### ACTIVITY:
Tally every line of the material where "legend" occurs, then write the total by itself.

### EXERCISE INPUT:
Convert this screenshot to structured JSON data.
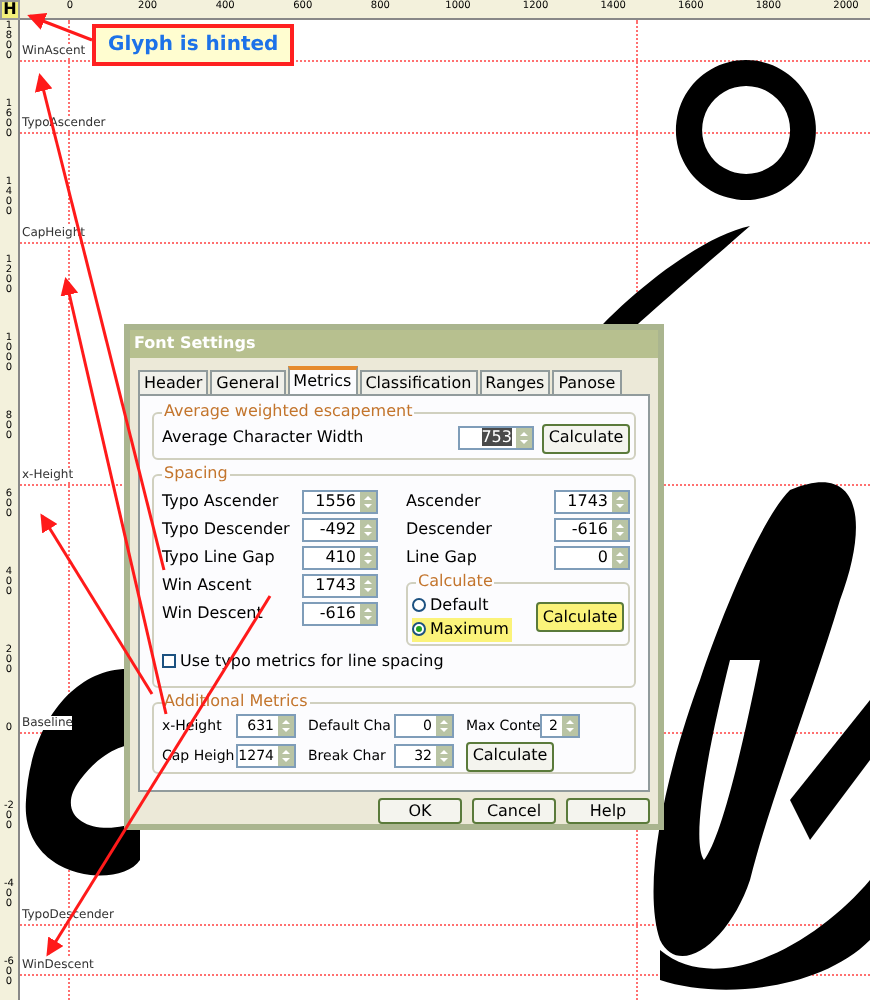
{
  "hint_badge": "H",
  "callout": "Glyph is hinted",
  "ruler": {
    "x_labels": [
      "0",
      "200",
      "400",
      "600",
      "800",
      "1000",
      "1200",
      "1400",
      "1600",
      "1800",
      "2000"
    ],
    "y_labels": [
      "1800",
      "1600",
      "1400",
      "1200",
      "1000",
      "800",
      "600",
      "400",
      "200",
      "0",
      "-200",
      "-400",
      "-600"
    ]
  },
  "guides": [
    {
      "label": "WinAscent"
    },
    {
      "label": "TypoAscender"
    },
    {
      "label": "CapHeight"
    },
    {
      "label": "x-Height"
    },
    {
      "label": "Baseline"
    },
    {
      "label": "TypoDescender"
    },
    {
      "label": "WinDescent"
    }
  ],
  "dialog": {
    "title": "Font Settings",
    "tabs": [
      {
        "label": "Header",
        "selected": false
      },
      {
        "label": "General",
        "selected": false
      },
      {
        "label": "Metrics",
        "selected": true
      },
      {
        "label": "Classification",
        "selected": false
      },
      {
        "label": "Ranges",
        "selected": false
      },
      {
        "label": "Panose",
        "selected": false
      }
    ],
    "escapement": {
      "legend": "Average weighted escapement",
      "label": "Average Character Width",
      "value": "753",
      "button": "Calculate"
    },
    "spacing": {
      "legend": "Spacing",
      "left": [
        {
          "label": "Typo Ascender",
          "value": "1556"
        },
        {
          "label": "Typo Descender",
          "value": "-492"
        },
        {
          "label": "Typo Line Gap",
          "value": "410"
        },
        {
          "label": "Win Ascent",
          "value": "1743"
        },
        {
          "label": "Win Descent",
          "value": "-616"
        }
      ],
      "right": [
        {
          "label": "Ascender",
          "value": "1743"
        },
        {
          "label": "Descender",
          "value": "-616"
        },
        {
          "label": "Line Gap",
          "value": "0"
        }
      ],
      "calculate": {
        "legend": "Calculate",
        "options": [
          {
            "label": "Default",
            "selected": false
          },
          {
            "label": "Maximum",
            "selected": true
          }
        ],
        "button": "Calculate"
      },
      "checkbox": {
        "label": "Use typo metrics for line spacing",
        "checked": false
      }
    },
    "additional": {
      "legend": "Additional Metrics",
      "rows": [
        [
          {
            "label": "x-Height",
            "value": "631"
          },
          {
            "label": "Default Cha",
            "value": "0"
          },
          {
            "label": "Max Conte",
            "value": "2"
          }
        ],
        [
          {
            "label": "Cap Heigh",
            "value": "1274"
          },
          {
            "label": "Break Char",
            "value": "32"
          }
        ]
      ],
      "button": "Calculate"
    },
    "buttons": [
      "OK",
      "Cancel",
      "Help"
    ]
  }
}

### WRITTEN RESPONSE:
4